He cited examples of “the kind of damage that can be done”, such as a 2012 cyber attack on Saudi Arabia’s national oil company, which shut down 30,000 of its computers, and a series of cyber attacks on US banks.

He added: “It is particularly important that those industries providing essential services such as power, telecommunications and banking are adequately protected to avoid disruption to our everyday lives. “We can only achieve this objective through a partnership between government, the regulators and industry.” “Today’s event marks the next step in highlighting the important role of the regulators in overseeing the adoption of robust cyber security measures by the companies that supply these crucial services.”

The regulators, which included representatives from the Bank of England, Civil Aviation Authority, Office of the Nuclear Regulator, Ofgem, Ofwat and Ofcom, were briefed on the threat posed to systems by Sir Ian Lobban, the head of the government’s secret listening post GCHQ.

In a joint comminique, the government and regulators pledged:

More exercises to test procedures and resilience The adoption of security standards and measuring progress against GCHQ’s 10 Steps to Improve Cyber Security plan More information sharing across different industry sectors on how to combat the cyber threat It comes as the Bank of England published a report on Waking Shark 2, an exercise carried out last year to test the UK banking industry’s response to a cyber-attack by a hostile nation.

More than 200 representatives from the major banks, financial regulators, the Treasury and infrastructure providers took part in the four-hour exercise, which was meant to test how they would cope with a major disruption to their computer systems.

The exercise was “desk-based” and did not involve the shutting down of actual systems – but was instead meant to find out how the different banks and agencies would work together to mitigate the impact of a cyber-attack that had shut down their websites and disrupted market data.

The Bank’s report on the exercise recommends nominating a single body to coordinate communications across the industry during an incident and urges banks to report major attacks to the regulators as soon as possible. It also reminds banks to report cyber attacks to the police.

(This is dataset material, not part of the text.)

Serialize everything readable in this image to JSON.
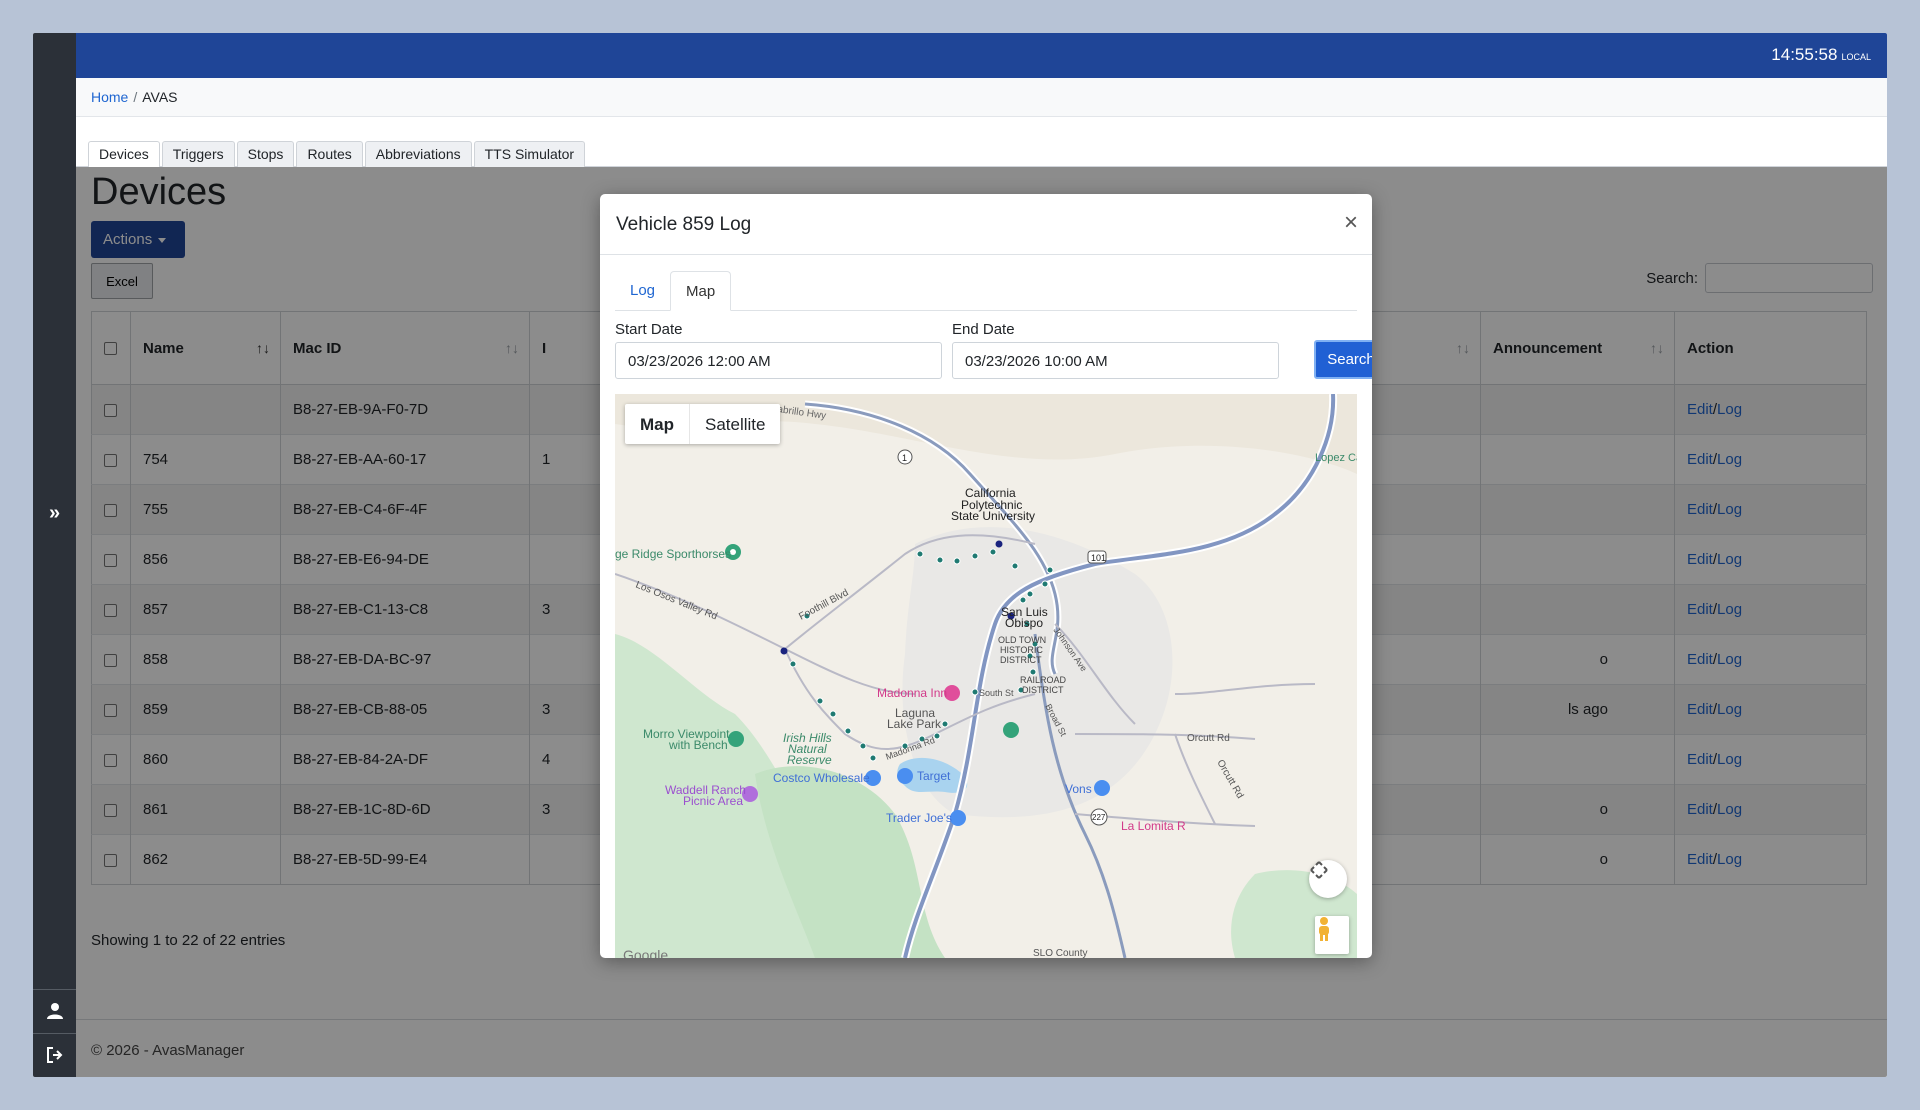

Deputy Bank of England governor Andrew Bailey, who is chief executive of the Prudential Regulation Authority, said: “It is essential for financial stability that the UK financial system and its infrastructure continues to work towards improving its ability to withstand cyber-attacks.”